Problem requirements
Please reproduce the entries in full. Keep every character the same.

-- Entries shown follows --

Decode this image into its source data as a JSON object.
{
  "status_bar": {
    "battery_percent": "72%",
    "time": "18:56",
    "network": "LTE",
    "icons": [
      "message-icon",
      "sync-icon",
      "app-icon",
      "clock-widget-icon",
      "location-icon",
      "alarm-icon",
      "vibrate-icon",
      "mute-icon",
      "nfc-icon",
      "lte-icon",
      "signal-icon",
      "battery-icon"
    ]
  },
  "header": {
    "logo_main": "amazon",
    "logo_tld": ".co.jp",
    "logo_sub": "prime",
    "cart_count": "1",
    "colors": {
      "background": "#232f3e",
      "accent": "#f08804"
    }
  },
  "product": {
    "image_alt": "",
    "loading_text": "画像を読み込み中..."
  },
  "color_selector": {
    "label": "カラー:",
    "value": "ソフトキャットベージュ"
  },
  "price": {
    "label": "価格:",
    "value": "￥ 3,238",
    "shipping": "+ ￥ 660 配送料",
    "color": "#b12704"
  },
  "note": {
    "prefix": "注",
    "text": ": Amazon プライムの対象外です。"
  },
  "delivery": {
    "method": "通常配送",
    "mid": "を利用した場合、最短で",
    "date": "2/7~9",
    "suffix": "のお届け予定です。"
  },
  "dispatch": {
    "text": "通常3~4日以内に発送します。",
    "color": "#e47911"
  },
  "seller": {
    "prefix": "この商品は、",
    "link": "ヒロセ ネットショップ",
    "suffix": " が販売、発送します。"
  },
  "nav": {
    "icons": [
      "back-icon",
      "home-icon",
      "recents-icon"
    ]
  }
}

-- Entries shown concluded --

Response to the task
Decode this image into its source data as a JSON object.
{
  "status_bar": {
    "battery_percent": "72%",
    "time": "18:56",
    "network": "LTE",
    "icons": [
      "message-icon",
      "sync-icon",
      "app-icon",
      "clock-widget-icon",
      "location-icon",
      "alarm-icon",
      "vibrate-icon",
      "mute-icon",
      "nfc-icon",
      "lte-icon",
      "signal-icon",
      "battery-icon"
    ]
  },
  "header": {
    "logo_main": "amazon",
    "logo_tld": ".co.jp",
    "logo_sub": "prime",
    "cart_count": "1",
    "colors": {
      "background": "#232f3e",
      "accent": "#f08804"
    }
  },
  "product": {
    "image_alt": "",
    "loading_text": "画像を読み込み中..."
  },
  "color_selector": {
    "label": "カラー:",
    "value": "ソフトキャットベージュ"
  },
  "price": {
    "label": "価格:",
    "value": "￥ 3,238",
    "shipping": "+ ￥ 660 配送料",
    "color": "#b12704"
  },
  "note": {
    "prefix": "注",
    "text": ": Amazon プライムの対象外です。"
  },
  "delivery": {
    "method": "通常配送",
    "mid": "を利用した場合、最短で",
    "date": "2/7~9",
    "suffix": "のお届け予定です。"
  },
  "dispatch": {
    "text": "通常3~4日以内に発送します。",
    "color": "#e47911"
  },
  "seller": {
    "prefix": "この商品は、",
    "link": "ヒロセ ネットショップ",
    "suffix": " が販売、発送します。"
  },
  "nav": {
    "icons": [
      "back-icon",
      "home-icon",
      "recents-icon"
    ]
  }
}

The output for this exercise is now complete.